During the early 1980s, after the restoration of democracy, Nino became engaged in politics, serving as personal assistant to President Raúl Alfonsín and as coordinator of his newly created "Consejo para la consolidación de la democracia", a special committee for the study and design of institutional reforms. His theoretical activities, however, were not forgotten: in 1984 he published his monumental Ética y derechos humanos,[5] dedicated to Alfonsín, where he provided a comprehensive exposition of his moral thought; divided in three parts, it dealt with normative and applied ethics, as well as with meta-ethics. This last field he expanded in a separate volume,[6] where he adopted a constructivist approach that attempted to derive his fundamental ethical principles from the presuppositions of moral discourse, in a manner that put him, as he said, "between Rawls and Habermas". These substantive principles, comprising the nucleus of a theory that aspired to capture the essential components of political liberalism, were the principle of autonomy, the principle of inviolability, and the principle of dignity. The first expressed Nino's conception of the good: those things, and those things only, that were valued by the individual in question. The second imposed deontological restrictions to the pursuit of that good, prohibiting the sacrifice of some to achieve the benefit of others. The third principle allowed for individual consent, thus permitting persons to waive the rights recognized by the second one.
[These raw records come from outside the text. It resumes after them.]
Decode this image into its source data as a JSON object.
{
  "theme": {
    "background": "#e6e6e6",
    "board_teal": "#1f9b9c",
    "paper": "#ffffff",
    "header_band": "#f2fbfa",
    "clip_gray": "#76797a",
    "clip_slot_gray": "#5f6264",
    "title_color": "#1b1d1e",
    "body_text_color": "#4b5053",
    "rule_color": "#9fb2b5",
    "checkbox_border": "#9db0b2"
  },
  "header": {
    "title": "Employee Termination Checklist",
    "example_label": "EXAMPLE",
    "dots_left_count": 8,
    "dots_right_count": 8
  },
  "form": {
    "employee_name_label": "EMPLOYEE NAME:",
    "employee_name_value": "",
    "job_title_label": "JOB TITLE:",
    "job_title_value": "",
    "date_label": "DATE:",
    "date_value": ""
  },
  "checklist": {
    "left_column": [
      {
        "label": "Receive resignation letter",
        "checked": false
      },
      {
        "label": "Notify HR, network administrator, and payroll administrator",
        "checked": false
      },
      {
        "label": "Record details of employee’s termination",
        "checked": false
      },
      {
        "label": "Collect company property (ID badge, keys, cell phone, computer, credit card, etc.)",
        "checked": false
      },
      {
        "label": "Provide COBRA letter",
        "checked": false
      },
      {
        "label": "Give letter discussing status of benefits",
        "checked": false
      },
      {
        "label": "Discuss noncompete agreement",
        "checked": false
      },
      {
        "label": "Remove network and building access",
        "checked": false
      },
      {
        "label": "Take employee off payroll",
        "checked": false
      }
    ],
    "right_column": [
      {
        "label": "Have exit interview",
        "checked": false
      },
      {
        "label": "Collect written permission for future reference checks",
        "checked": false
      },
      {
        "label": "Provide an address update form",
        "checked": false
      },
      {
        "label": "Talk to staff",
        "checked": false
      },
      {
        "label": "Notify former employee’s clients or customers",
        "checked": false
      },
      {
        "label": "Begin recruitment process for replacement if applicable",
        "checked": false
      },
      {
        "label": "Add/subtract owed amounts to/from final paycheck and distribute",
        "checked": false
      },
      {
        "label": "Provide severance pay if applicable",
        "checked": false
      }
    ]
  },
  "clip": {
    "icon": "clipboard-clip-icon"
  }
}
With this solid normative foundation, Nino went to tackle some practical issues, such as abortion, capital punishment, and drug regulation. On the former, he proposed a gradualist approach similar to the American one, recognizing rights to the fetuses only when they showed the cognitive and affective capacities necessary for considering them moral persons. As regards death penalty, he was firmly opposed to it—as he was to the criminalization of drug consumption.

While on trip to La Paz, Bolivia in 1993 to work on the reform of the Bolivian constitution, Nino had an asthma attack and subsequently died. This tragedy killed a man who appeared to be at the peak of his productivity: the year before he had published two books,[7] served as editor to two others,[8] and had given the manuscripts of a couple more to his friend Owen Fiss, who assumed the responsibility of readying them for publication. The Constitution of Deliberative Democracy and Radical Evil on Trial saw the light in 1996. In the first he developed his "epistemic justification" of deliberative democracy, arguing that democratic deliberation provides better reasons to believe in the validity of moral norms than private reflection. The second is a moving personal description of the military junta trials; it provides a testimony to his unique ability to approach public affairs with both philosophical sophistication and political commitment.
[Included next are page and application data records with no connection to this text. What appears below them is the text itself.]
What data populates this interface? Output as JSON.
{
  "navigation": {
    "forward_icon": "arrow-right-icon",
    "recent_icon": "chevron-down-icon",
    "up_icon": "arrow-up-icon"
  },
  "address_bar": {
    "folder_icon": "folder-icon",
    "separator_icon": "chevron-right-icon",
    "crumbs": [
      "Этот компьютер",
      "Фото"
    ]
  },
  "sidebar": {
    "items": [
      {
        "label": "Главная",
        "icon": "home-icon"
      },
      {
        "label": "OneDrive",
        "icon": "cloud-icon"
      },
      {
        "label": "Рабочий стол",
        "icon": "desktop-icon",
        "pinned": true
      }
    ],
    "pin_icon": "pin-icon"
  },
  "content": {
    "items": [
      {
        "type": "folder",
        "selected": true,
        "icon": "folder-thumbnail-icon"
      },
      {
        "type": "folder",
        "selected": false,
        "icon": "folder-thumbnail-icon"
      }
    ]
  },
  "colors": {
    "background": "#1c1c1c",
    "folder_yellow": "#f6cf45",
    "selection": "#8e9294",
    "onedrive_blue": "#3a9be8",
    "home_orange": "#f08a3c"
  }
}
Notes[edit]

  1. ^ see Notas de introducción al Derecho, Buenos Aires, 1973, expanded in Introducción al análisis del Derecho, Buenos Aires, 1980.
  2. ^ See Consideraciones sobre la dogmática jurídica, México, 1974; and Algunos modelos metodológicos de "ciencia" jurídica, Valencia, 1980.
  3. ^ See Towards a General Strategy for Criminal Law Adjudication, unpublished Ph.D. thesis 1977; revised Spanish translation, Los límites de la responsabilidad penal, Buenos Aires, 1980.
  4. ^ (see Introducción a la filosofía de la acción humana, Buenos Aires, 1987.
  5. ^ Buenos Aires; English revised translation, The Ethics of Human Rights, Oxford, 1991
  6. ^ El constructivismo ético, Madrid, 1989
  7. ^ Un país al margen de la ley, Buenos Aires; and Fundamentos de derecho constitucional, Buenos Aires
  8. ^ El presidencialismo puesto a prueba, Madrid; and Rights, New York

External links[edit]